((
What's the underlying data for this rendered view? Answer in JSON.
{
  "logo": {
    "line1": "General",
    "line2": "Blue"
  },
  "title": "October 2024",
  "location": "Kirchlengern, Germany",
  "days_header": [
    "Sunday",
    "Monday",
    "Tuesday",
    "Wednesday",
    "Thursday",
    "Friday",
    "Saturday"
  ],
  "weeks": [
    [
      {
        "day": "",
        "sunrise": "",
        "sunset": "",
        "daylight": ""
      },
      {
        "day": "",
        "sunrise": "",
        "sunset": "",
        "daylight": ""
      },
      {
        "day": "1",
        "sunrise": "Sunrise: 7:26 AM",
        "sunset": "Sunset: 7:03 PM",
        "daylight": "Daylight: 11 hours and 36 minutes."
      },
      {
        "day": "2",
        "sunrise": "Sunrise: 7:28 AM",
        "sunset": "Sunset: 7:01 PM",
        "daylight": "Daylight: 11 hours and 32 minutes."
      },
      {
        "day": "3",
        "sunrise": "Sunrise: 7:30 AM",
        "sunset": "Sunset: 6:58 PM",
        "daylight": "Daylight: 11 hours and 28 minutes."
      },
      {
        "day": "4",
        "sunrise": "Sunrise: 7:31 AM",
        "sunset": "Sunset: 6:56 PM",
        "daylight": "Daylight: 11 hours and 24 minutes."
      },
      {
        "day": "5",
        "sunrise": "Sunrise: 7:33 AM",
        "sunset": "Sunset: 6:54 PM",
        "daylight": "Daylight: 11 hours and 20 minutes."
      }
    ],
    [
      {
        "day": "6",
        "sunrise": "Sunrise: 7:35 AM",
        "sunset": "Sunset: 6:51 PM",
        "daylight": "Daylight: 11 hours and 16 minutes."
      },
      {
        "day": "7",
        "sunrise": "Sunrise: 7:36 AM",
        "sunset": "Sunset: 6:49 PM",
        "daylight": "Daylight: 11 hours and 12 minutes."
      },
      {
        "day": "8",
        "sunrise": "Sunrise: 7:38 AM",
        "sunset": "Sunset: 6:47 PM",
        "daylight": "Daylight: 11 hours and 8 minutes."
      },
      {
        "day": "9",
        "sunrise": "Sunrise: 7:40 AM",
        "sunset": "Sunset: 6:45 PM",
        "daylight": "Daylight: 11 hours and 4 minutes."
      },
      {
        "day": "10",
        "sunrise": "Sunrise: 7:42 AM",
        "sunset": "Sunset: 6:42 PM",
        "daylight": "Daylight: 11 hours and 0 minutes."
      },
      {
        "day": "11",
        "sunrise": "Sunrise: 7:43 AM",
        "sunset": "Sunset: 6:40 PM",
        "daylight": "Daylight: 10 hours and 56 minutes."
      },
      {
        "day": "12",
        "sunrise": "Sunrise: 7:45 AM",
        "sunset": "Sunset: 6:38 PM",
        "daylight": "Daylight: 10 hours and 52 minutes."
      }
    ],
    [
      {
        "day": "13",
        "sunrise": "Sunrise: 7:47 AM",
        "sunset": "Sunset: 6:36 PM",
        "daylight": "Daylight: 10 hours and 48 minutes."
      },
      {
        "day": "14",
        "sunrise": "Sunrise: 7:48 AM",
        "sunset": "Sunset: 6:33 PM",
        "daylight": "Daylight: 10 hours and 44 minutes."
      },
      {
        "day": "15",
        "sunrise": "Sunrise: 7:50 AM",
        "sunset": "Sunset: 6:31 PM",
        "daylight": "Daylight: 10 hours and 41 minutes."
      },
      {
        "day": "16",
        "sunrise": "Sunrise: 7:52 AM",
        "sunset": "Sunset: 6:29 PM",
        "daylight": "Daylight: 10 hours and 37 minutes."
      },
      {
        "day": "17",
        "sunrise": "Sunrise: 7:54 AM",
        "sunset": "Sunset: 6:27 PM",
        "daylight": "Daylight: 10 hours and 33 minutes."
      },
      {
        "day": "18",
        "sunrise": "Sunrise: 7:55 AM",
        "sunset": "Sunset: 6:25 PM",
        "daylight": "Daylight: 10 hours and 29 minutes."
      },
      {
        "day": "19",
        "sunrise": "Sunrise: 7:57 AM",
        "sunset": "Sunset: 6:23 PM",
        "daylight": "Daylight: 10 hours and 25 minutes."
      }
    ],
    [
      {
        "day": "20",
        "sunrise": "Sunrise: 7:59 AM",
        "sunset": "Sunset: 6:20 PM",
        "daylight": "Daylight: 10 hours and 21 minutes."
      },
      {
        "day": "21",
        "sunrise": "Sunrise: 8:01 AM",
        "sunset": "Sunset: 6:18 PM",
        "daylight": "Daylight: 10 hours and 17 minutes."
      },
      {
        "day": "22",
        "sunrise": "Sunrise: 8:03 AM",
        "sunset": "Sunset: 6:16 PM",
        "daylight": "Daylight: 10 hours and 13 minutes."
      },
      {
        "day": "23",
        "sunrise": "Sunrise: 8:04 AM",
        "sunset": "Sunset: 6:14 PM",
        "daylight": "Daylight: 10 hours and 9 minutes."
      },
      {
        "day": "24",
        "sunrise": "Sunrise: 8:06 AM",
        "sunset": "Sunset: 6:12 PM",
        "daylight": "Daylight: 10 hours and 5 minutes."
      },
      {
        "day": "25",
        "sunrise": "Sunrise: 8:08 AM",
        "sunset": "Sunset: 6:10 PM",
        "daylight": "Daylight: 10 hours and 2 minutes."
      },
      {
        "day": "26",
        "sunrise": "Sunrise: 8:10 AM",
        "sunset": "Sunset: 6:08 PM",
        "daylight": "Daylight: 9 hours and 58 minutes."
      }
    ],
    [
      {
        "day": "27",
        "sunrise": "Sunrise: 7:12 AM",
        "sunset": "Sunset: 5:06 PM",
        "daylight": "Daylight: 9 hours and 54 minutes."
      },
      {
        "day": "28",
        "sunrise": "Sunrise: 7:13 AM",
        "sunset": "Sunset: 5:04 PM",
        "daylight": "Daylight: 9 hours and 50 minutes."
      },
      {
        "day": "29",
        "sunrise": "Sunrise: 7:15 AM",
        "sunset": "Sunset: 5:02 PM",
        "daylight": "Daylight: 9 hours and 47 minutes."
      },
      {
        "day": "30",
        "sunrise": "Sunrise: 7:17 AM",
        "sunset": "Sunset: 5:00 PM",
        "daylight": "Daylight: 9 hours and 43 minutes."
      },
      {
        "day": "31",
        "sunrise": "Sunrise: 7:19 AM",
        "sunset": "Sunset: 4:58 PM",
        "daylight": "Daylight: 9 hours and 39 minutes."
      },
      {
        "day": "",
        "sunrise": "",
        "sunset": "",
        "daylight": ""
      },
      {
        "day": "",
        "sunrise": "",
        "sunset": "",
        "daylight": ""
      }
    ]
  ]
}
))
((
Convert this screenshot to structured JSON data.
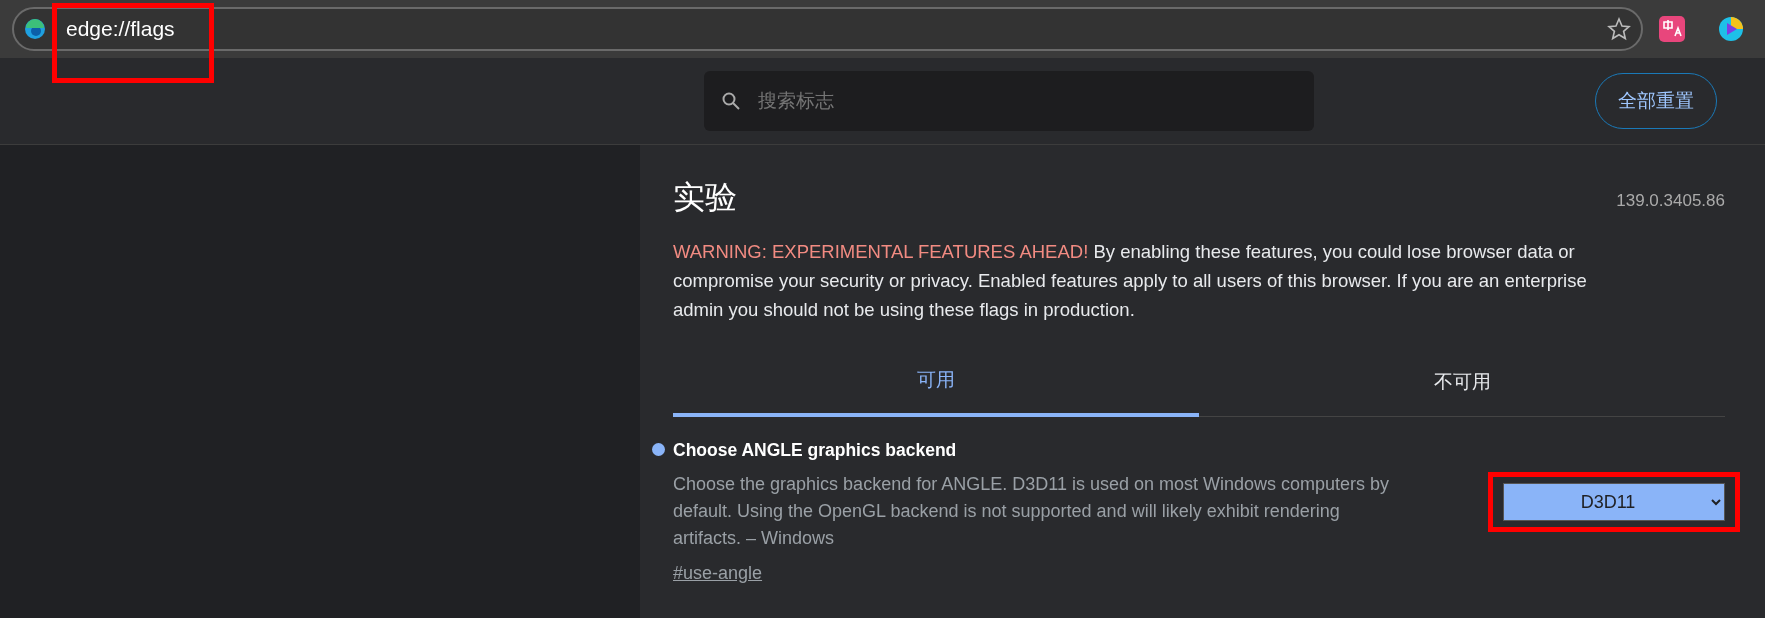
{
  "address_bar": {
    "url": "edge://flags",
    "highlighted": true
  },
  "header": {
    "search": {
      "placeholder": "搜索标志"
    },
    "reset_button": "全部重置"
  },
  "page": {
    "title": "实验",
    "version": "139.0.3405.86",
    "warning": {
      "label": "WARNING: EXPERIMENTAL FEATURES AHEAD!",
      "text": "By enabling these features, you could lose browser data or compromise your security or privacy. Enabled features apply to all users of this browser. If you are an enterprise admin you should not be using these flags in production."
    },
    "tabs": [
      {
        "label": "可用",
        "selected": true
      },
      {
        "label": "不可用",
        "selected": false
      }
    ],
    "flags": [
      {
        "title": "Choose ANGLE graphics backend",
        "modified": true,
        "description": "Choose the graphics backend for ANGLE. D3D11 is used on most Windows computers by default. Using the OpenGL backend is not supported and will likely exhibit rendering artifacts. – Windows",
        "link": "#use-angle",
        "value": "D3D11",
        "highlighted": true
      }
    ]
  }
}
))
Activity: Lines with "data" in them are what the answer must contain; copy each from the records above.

Response area:
What's the underlying data for this rendered view? Answer in JSON.
Convert this screenshot to structured JSON data.
      "text": "By enabling these features, you could lose browser data or compromise your security or privacy. Enabled features apply to all users of this browser. If you are an enterprise admin you should not be using these flags in production."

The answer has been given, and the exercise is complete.